On December 26, 1985, Strieber reportedly had an experience in which he thought he was abducted from his cabin in upstate New York by non-human beings of some kind. He wrote about these experiences in his first non-fiction book, Communion (1987). Communion is generally interpreted as a claim of alien abduction, but Strieber says that he draws no firm conclusions about the nature or source of his experience. He refers to the beings as ''the visitors,'' a name chosen to be as neutral as possible, and leaves open the possibility that they are not extraterrestrials and even that they exist only in his mind. He has repeatedly expressed his frustration with what he feels are fantastic claims incorrectly attributed to him.
Communion was a Number 1 New York Times bestseller in the Non-Fiction category. Strieber went on to write three more autobiographical books about his experiences with the visitors, Transformation (1988), Breakthrough (1995), and The Secret School (1996). Each was commercially less successful than the last, with Transformation the only other title besides Communion to make the New York Times bestseller list.
Other visitor-themed books of Strieber's include Majestic (1989), a novel about the Roswell UFO incident; The Communion Letters (1997, reissued in 2003), a collection of letters from readers reporting experiences similar to Strieber's. Confirmation (1998), despite its misleading title, does not propose that there has been 'confirmation' of UFOs or abductions, but rather analyzes the evidence that was available at that time and discusses what more would be required to provide 'confirmation'. A 2006 novel, The Grays, presented his impressions of alien contact through a fictional narrative.
Strieber wrote the screenplay for the 1989 movie Communion, directed by Philippe Mora and starring Christopher Walken as Whitley Strieber.
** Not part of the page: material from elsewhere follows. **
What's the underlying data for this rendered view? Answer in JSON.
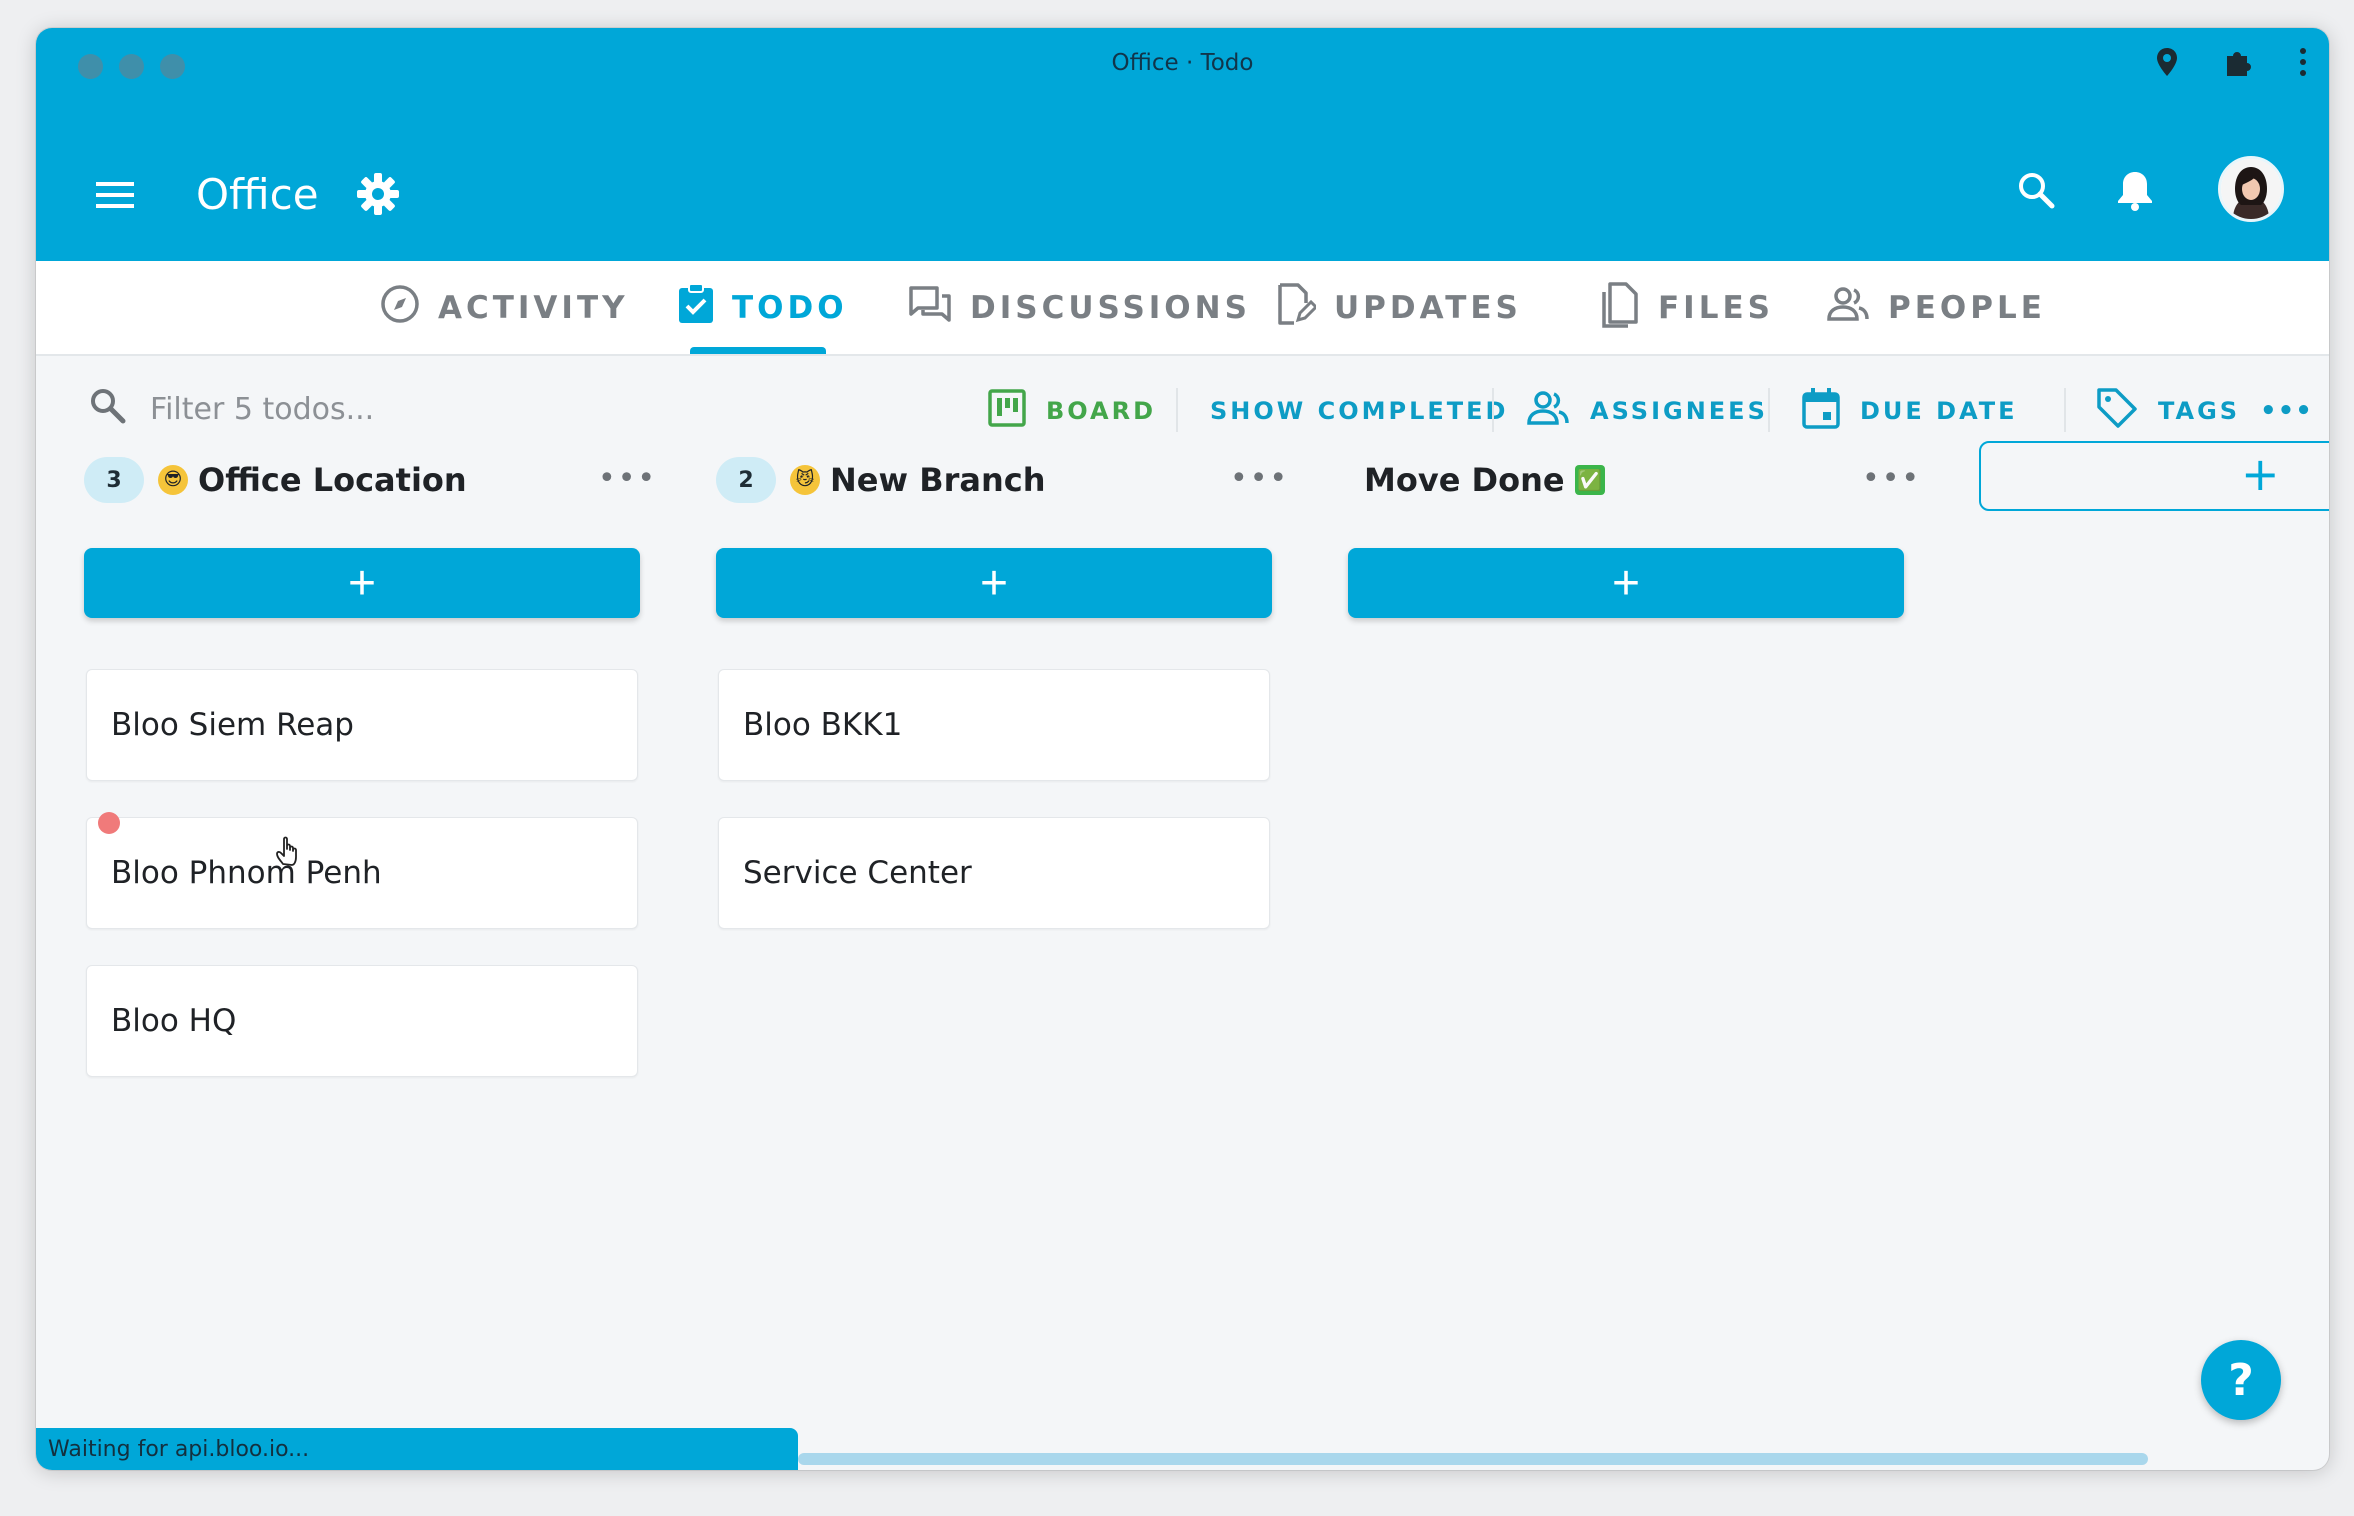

The movie covers material from both Communion and Transformation and introduces some new themes not present in the books.